**WORK TO COMPLETE**
Could you retype every entry below exactly as written?

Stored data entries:
>>>>

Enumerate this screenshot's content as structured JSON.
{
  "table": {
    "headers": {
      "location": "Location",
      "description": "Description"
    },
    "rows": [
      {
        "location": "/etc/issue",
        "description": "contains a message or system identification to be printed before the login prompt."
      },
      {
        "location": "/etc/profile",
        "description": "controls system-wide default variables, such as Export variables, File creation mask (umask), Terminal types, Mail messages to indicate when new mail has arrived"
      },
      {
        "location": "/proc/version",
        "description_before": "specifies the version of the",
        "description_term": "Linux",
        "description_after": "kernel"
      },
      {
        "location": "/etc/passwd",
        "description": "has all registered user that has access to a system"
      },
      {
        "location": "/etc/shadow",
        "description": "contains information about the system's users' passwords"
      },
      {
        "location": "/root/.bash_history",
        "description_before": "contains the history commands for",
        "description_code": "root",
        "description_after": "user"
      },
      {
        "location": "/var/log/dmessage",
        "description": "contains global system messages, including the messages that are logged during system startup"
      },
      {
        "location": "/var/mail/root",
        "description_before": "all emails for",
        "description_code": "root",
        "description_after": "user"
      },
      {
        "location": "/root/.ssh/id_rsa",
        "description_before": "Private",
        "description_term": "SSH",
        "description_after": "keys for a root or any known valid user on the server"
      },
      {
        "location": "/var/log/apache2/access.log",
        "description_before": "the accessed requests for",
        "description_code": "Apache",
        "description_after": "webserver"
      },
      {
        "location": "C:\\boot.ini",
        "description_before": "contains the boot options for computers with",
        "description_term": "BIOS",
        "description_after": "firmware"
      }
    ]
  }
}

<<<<

**RESPONSE BELOW**
Enumerate this screenshot's content as structured JSON.
{
  "table": {
    "headers": {
      "location": "Location",
      "description": "Description"
    },
    "rows": [
      {
        "location": "/etc/issue",
        "description": "contains a message or system identification to be printed before the login prompt."
      },
      {
        "location": "/etc/profile",
        "description": "controls system-wide default variables, such as Export variables, File creation mask (umask), Terminal types, Mail messages to indicate when new mail has arrived"
      },
      {
        "location": "/proc/version",
        "description_before": "specifies the version of the",
        "description_term": "Linux",
        "description_after": "kernel"
      },
      {
        "location": "/etc/passwd",
        "description": "has all registered user that has access to a system"
      },
      {
        "location": "/etc/shadow",
        "description": "contains information about the system's users' passwords"
      },
      {
        "location": "/root/.bash_history",
        "description_before": "contains the history commands for",
        "description_code": "root",
        "description_after": "user"
      },
      {
        "location": "/var/log/dmessage",
        "description": "contains global system messages, including the messages that are logged during system startup"
      },
      {
        "location": "/var/mail/root",
        "description_before": "all emails for",
        "description_code": "root",
        "description_after": "user"
      },
      {
        "location": "/root/.ssh/id_rsa",
        "description_before": "Private",
        "description_term": "SSH",
        "description_after": "keys for a root or any known valid user on the server"
      },
      {
        "location": "/var/log/apache2/access.log",
        "description_before": "the accessed requests for",
        "description_code": "Apache",
        "description_after": "webserver"
      },
      {
        "location": "C:\\boot.ini",
        "description_before": "contains the boot options for computers with",
        "description_term": "BIOS",
        "description_after": "firmware"
      }
    ]
  }
}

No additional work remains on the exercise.